[TASK DATA Boundary: Start]
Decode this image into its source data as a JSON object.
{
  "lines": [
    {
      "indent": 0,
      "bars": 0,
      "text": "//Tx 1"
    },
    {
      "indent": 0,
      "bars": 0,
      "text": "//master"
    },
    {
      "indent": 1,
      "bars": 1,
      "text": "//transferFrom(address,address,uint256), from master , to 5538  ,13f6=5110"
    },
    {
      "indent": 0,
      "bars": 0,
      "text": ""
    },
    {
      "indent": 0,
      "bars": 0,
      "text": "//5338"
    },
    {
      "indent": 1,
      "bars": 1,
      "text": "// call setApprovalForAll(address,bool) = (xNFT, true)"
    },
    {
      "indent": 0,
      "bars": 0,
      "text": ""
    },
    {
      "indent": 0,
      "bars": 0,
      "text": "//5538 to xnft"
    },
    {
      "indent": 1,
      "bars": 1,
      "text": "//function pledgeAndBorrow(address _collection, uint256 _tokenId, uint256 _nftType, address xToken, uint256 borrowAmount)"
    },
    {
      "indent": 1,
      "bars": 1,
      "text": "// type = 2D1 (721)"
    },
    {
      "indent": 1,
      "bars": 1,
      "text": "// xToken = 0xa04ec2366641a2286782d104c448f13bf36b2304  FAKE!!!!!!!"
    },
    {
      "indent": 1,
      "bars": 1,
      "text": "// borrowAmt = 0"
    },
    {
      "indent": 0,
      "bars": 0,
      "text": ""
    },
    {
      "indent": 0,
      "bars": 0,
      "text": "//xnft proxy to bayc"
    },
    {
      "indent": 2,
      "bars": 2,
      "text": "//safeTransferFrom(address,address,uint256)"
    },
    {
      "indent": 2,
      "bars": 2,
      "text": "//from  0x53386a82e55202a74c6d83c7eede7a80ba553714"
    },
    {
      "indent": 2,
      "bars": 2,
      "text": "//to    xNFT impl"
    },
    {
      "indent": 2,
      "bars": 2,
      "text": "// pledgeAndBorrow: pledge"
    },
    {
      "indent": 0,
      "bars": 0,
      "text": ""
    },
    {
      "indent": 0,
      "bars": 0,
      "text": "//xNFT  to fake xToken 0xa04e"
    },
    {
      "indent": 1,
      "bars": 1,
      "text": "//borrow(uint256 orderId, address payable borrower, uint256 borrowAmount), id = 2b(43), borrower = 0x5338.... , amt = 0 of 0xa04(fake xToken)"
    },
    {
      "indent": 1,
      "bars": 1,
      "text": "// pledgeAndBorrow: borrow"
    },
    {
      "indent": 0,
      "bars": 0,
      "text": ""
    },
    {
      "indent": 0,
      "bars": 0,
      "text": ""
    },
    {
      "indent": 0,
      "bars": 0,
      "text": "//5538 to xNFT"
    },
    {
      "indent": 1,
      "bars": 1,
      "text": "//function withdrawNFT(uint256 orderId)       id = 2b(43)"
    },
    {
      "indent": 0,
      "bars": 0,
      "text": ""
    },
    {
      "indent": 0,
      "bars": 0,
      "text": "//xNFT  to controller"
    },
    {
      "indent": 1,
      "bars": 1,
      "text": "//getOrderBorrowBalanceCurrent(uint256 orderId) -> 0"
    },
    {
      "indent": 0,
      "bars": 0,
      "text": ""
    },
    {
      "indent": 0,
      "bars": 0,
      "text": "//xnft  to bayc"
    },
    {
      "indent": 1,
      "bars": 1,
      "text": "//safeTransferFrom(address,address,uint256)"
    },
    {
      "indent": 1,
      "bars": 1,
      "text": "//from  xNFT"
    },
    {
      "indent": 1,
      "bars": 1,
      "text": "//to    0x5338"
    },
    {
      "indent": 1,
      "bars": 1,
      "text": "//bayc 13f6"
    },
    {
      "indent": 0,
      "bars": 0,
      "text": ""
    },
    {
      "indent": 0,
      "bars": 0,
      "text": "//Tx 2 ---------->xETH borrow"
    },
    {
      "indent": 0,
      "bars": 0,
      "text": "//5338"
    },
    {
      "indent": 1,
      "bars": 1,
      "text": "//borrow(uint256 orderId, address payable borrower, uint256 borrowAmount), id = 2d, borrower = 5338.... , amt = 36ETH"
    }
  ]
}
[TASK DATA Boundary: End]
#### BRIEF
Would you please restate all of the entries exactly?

#### REPLY TO THE EXERCISE
Decode this image into its source data as a JSON object.
{
  "lines": [
    {
      "indent": 0,
      "bars": 0,
      "text": "//Tx 1"
    },
    {
      "indent": 0,
      "bars": 0,
      "text": "//master"
    },
    {
      "indent": 1,
      "bars": 1,
      "text": "//transferFrom(address,address,uint256), from master , to 5538  ,13f6=5110"
    },
    {
      "indent": 0,
      "bars": 0,
      "text": ""
    },
    {
      "indent": 0,
      "bars": 0,
      "text": "//5338"
    },
    {
      "indent": 1,
      "bars": 1,
      "text": "// call setApprovalForAll(address,bool) = (xNFT, true)"
    },
    {
      "indent": 0,
      "bars": 0,
      "text": ""
    },
    {
      "indent": 0,
      "bars": 0,
      "text": "//5538 to xnft"
    },
    {
      "indent": 1,
      "bars": 1,
      "text": "//function pledgeAndBorrow(address _collection, uint256 _tokenId, uint256 _nftType, address xToken, uint256 borrowAmount)"
    },
    {
      "indent": 1,
      "bars": 1,
      "text": "// type = 2D1 (721)"
    },
    {
      "indent": 1,
      "bars": 1,
      "text": "// xToken = 0xa04ec2366641a2286782d104c448f13bf36b2304  FAKE!!!!!!!"
    },
    {
      "indent": 1,
      "bars": 1,
      "text": "// borrowAmt = 0"
    },
    {
      "indent": 0,
      "bars": 0,
      "text": ""
    },
    {
      "indent": 0,
      "bars": 0,
      "text": "//xnft proxy to bayc"
    },
    {
      "indent": 2,
      "bars": 2,
      "text": "//safeTransferFrom(address,address,uint256)"
    },
    {
      "indent": 2,
      "bars": 2,
      "text": "//from  0x53386a82e55202a74c6d83c7eede7a80ba553714"
    },
    {
      "indent": 2,
      "bars": 2,
      "text": "//to    xNFT impl"
    },
    {
      "indent": 2,
      "bars": 2,
      "text": "// pledgeAndBorrow: pledge"
    },
    {
      "indent": 0,
      "bars": 0,
      "text": ""
    },
    {
      "indent": 0,
      "bars": 0,
      "text": "//xNFT  to fake xToken 0xa04e"
    },
    {
      "indent": 1,
      "bars": 1,
      "text": "//borrow(uint256 orderId, address payable borrower, uint256 borrowAmount), id = 2b(43), borrower = 0x5338.... , amt = 0 of 0xa04(fake xToken)"
    },
    {
      "indent": 1,
      "bars": 1,
      "text": "// pledgeAndBorrow: borrow"
    },
    {
      "indent": 0,
      "bars": 0,
      "text": ""
    },
    {
      "indent": 0,
      "bars": 0,
      "text": ""
    },
    {
      "indent": 0,
      "bars": 0,
      "text": "//5538 to xNFT"
    },
    {
      "indent": 1,
      "bars": 1,
      "text": "//function withdrawNFT(uint256 orderId)       id = 2b(43)"
    },
    {
      "indent": 0,
      "bars": 0,
      "text": ""
    },
    {
      "indent": 0,
      "bars": 0,
      "text": "//xNFT  to controller"
    },
    {
      "indent": 1,
      "bars": 1,
      "text": "//getOrderBorrowBalanceCurrent(uint256 orderId) -> 0"
    },
    {
      "indent": 0,
      "bars": 0,
      "text": ""
    },
    {
      "indent": 0,
      "bars": 0,
      "text": "//xnft  to bayc"
    },
    {
      "indent": 1,
      "bars": 1,
      "text": "//safeTransferFrom(address,address,uint256)"
    },
    {
      "indent": 1,
      "bars": 1,
      "text": "//from  xNFT"
    },
    {
      "indent": 1,
      "bars": 1,
      "text": "//to    0x5338"
    },
    {
      "indent": 1,
      "bars": 1,
      "text": "//bayc 13f6"
    },
    {
      "indent": 0,
      "bars": 0,
      "text": ""
    },
    {
      "indent": 0,
      "bars": 0,
      "text": "//Tx 2 ---------->xETH borrow"
    },
    {
      "indent": 0,
      "bars": 0,
      "text": "//5338"
    },
    {
      "indent": 1,
      "bars": 1,
      "text": "//borrow(uint256 orderId, address payable borrower, uint256 borrowAmount), id = 2d, borrower = 5338.... , amt = 36ETH"
    }
  ]
}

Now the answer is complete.